"Christa Craven has set out to provide a rich history of women’s reproductive healthcare activism in the United States, and to explore current strategies employed in organizing for reproductive rights—access to midwifery care central amongst them....[Her] book offers a detailed historical analysis of the reproductive rights movement in the United States.... Craven does an excellent job of maintaining a sense of the multiple 'histories' of midwifery.... Craven’s book makes an important contribution to critical analyses of the growth of midwifery in the United States—embedding a strong analysis of social class into reflections of the politics of making change."
"Pushing for Midwives is a detailed account of the divisions in women’s health movements. In particular, Craven’s review of the history of women’s health movements and activism is very well written.... Craven provides an interesting discussion on feminist ethnography and the insider/outsider question."
"[A] notable contribution is [Craven's] attention to the exploration of various forms of diversity among the Virginia homebirth supporters whom she interviewed.... Also of particular interest are the moments when Craven highlights interviews with homebirth supporters who are ideologically opposed on other reproductive issues...[M]uch of the book is praiseworthy."
"Pushing for Midwives might be used as a template of feminist-activist scholarship for those desiring to produce it in the future.... [A] taut, accessibly written, close study of a movement.... Craven accomplishes what she set out to do, which was to write a nuanced, historically informed, possibly prescriptive ethnography of a complex social and political movement."
"Women’s health activists and midwifery advocates will likely find a lot of food for thought in the pages of Pushing for Midwives."
"This book offers valuable insight for research activists and scholars by adding to literature that seeks to understand how even good intentions can ultimately harm advocacy movements in the long run. For the feminist scholar, this book indicates that the current framing of reproductive rights under a consumer model serves to disenfranchise specific groups of women, whether intentionally or not. For students, Craven’s book highlights a movement that is not strictly a religious or political issue. There are members who are pro-life, pro-choice, Republican, and Democrat and are able to work together toward a shared goal. Her writing is clear, her examples are thoroughly detailed, and her ideas would serve to stimulate students at a variety of academic levels.... Craven makes a compelling argument for reframing the reproductive rights movement specifically and details a troubling historical pattern of socioeconomic-based rhetorical tactics. More broadly, she offers a cautionary lens through which to analyze the vocabulary and tactics in activist rhetoric that potentially serve to silence those they claim to help."

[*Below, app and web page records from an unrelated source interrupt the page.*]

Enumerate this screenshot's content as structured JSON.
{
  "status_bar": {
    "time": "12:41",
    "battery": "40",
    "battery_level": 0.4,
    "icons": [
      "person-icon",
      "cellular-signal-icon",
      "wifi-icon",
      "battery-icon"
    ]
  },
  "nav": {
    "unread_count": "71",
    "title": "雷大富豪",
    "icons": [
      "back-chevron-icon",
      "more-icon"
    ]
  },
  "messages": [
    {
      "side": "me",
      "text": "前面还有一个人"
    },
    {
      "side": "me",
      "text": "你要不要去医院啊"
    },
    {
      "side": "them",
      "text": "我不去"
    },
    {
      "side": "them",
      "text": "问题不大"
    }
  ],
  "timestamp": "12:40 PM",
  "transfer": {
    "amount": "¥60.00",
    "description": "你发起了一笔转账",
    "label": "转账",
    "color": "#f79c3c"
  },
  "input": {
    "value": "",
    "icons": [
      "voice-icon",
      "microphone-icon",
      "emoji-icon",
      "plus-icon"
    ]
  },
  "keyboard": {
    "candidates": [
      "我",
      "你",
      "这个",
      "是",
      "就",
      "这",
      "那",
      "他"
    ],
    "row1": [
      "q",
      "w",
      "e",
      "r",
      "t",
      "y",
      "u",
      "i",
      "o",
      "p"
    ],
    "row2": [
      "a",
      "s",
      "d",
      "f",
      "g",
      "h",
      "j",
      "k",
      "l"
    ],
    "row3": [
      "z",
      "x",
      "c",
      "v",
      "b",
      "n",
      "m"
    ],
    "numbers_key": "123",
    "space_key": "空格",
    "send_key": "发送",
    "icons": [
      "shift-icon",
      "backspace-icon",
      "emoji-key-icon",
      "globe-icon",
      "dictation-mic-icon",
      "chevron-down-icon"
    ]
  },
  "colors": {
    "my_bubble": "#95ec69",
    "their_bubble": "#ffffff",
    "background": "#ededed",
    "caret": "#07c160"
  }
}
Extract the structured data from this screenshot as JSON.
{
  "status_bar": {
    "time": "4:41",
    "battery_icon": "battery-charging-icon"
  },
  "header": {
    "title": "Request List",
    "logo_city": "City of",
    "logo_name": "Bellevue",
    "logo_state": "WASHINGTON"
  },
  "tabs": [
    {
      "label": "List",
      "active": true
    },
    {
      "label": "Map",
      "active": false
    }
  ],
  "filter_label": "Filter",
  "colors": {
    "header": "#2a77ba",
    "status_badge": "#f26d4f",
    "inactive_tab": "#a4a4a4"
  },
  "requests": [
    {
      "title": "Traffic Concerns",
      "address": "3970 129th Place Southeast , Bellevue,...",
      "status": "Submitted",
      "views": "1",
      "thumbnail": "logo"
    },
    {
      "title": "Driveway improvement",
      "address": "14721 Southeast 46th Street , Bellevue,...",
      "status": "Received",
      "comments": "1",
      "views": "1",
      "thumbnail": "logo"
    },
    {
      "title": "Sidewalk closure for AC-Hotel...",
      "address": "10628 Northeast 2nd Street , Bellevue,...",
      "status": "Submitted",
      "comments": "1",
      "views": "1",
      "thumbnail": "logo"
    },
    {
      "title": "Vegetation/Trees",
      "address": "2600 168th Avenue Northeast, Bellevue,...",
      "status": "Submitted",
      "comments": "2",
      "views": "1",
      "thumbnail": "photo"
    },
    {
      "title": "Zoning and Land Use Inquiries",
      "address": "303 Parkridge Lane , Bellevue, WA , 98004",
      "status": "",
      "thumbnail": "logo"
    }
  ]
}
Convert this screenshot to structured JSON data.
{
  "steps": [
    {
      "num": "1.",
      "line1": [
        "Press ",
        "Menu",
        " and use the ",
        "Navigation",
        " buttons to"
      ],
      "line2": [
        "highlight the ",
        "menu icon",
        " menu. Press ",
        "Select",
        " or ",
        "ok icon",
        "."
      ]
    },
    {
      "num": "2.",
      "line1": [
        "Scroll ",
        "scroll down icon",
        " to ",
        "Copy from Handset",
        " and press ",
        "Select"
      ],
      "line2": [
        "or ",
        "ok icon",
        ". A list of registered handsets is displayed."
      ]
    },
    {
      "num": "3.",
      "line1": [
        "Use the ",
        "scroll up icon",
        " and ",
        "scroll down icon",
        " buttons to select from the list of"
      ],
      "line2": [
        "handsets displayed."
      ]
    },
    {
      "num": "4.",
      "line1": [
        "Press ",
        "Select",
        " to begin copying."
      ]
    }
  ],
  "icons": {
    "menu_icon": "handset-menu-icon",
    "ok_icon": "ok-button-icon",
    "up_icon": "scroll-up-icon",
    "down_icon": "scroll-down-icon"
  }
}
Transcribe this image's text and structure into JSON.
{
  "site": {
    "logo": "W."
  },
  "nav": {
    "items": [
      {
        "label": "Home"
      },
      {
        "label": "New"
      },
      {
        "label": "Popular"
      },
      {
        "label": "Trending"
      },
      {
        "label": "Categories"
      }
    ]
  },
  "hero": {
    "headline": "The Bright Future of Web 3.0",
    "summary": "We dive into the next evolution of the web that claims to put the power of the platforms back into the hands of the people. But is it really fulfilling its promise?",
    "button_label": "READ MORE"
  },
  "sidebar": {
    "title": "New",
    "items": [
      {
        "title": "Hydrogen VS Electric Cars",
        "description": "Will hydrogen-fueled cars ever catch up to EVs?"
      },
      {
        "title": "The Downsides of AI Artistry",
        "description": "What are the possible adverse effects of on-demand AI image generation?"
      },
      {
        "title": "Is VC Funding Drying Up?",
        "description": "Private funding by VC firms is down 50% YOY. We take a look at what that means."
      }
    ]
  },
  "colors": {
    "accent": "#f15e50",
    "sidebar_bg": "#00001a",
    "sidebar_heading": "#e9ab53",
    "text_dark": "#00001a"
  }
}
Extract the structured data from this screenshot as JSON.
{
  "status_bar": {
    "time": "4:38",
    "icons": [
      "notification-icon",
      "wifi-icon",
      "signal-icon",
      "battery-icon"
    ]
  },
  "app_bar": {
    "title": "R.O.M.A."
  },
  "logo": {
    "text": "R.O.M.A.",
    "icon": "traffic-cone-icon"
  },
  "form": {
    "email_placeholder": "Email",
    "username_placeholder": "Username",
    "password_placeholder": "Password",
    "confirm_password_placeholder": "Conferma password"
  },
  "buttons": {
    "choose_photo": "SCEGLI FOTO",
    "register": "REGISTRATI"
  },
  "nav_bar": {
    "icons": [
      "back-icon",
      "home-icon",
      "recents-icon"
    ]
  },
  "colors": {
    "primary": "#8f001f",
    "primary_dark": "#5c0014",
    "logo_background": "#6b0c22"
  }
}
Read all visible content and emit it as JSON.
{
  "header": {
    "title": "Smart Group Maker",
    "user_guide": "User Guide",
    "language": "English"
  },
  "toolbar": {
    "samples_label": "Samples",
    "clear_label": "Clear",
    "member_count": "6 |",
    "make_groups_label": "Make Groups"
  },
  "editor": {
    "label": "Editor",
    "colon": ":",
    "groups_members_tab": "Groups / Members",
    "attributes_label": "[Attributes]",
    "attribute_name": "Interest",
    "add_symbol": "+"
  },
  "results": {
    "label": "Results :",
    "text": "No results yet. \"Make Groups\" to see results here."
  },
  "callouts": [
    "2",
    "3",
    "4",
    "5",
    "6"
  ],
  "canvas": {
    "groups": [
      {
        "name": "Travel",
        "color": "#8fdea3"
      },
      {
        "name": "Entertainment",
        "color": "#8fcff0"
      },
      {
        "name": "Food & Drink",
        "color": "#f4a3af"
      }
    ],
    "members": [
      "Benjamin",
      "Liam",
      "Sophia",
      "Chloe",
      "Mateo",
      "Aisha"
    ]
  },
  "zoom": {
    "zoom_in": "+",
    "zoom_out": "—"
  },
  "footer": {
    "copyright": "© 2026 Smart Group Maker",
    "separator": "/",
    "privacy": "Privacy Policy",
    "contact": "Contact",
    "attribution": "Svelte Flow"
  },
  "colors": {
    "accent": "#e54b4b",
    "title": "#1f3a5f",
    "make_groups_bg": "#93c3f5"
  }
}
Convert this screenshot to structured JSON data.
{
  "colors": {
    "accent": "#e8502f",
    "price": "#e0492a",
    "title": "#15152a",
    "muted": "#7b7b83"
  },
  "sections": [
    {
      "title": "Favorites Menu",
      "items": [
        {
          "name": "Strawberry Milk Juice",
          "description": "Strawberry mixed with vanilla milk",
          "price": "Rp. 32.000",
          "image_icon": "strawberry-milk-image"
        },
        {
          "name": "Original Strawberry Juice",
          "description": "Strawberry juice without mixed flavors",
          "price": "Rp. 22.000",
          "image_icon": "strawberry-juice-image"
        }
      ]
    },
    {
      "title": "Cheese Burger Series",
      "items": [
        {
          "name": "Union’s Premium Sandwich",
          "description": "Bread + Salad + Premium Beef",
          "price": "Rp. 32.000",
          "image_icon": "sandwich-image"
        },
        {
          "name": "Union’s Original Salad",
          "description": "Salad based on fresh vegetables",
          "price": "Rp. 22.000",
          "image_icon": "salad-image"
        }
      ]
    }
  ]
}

Christa Craven is an Assistant Professor of Anthropology and Women's, Gender, and Sexuality Studies at the College of Wooster.